##### Data excerpts
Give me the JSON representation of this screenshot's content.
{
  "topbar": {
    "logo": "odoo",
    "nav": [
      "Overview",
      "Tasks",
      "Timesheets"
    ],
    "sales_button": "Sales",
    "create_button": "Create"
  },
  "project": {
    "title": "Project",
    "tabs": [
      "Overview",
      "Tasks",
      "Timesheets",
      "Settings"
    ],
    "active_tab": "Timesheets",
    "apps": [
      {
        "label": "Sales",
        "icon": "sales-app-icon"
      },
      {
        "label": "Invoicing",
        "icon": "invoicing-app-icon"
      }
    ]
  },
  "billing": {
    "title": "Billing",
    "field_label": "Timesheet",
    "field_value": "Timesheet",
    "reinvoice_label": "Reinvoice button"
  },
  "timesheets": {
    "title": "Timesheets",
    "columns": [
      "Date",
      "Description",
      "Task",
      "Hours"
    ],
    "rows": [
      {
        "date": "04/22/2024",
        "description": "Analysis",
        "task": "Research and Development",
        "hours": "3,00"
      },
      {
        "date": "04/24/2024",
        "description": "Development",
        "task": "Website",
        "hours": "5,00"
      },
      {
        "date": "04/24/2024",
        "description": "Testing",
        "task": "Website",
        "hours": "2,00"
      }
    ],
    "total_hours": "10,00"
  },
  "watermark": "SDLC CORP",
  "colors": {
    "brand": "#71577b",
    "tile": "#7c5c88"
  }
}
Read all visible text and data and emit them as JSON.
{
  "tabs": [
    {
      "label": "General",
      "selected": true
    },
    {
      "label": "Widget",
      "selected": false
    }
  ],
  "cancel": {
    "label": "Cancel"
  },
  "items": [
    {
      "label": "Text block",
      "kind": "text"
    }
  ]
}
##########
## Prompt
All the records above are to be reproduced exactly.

## Response for this exercise
Give me the JSON representation of this screenshot's content.
{
  "topbar": {
    "logo": "odoo",
    "nav": [
      "Overview",
      "Tasks",
      "Timesheets"
    ],
    "sales_button": "Sales",
    "create_button": "Create"
  },
  "project": {
    "title": "Project",
    "tabs": [
      "Overview",
      "Tasks",
      "Timesheets",
      "Settings"
    ],
    "active_tab": "Timesheets",
    "apps": [
      {
        "label": "Sales",
        "icon": "sales-app-icon"
      },
      {
        "label": "Invoicing",
        "icon": "invoicing-app-icon"
      }
    ]
  },
  "billing": {
    "title": "Billing",
    "field_label": "Timesheet",
    "field_value": "Timesheet",
    "reinvoice_label": "Reinvoice button"
  },
  "timesheets": {
    "title": "Timesheets",
    "columns": [
      "Date",
      "Description",
      "Task",
      "Hours"
    ],
    "rows": [
      {
        "date": "04/22/2024",
        "description": "Analysis",
        "task": "Research and Development",
        "hours": "3,00"
      },
      {
        "date": "04/24/2024",
        "description": "Development",
        "task": "Website",
        "hours": "5,00"
      },
      {
        "date": "04/24/2024",
        "description": "Testing",
        "task": "Website",
        "hours": "2,00"
      }
    ],
    "total_hours": "10,00"
  },
  "watermark": "SDLC CORP",
  "colors": {
    "brand": "#71577b",
    "tile": "#7c5c88"
  }
}
Read all visible text and data and emit them as JSON.
{
  "tabs": [
    {
      "label": "General",
      "selected": true
    },
    {
      "label": "Widget",
      "selected": false
    }
  ],
  "cancel": {
    "label": "Cancel"
  },
  "items": [
    {
      "label": "Text block",
      "kind": "text"
    }
  ]
}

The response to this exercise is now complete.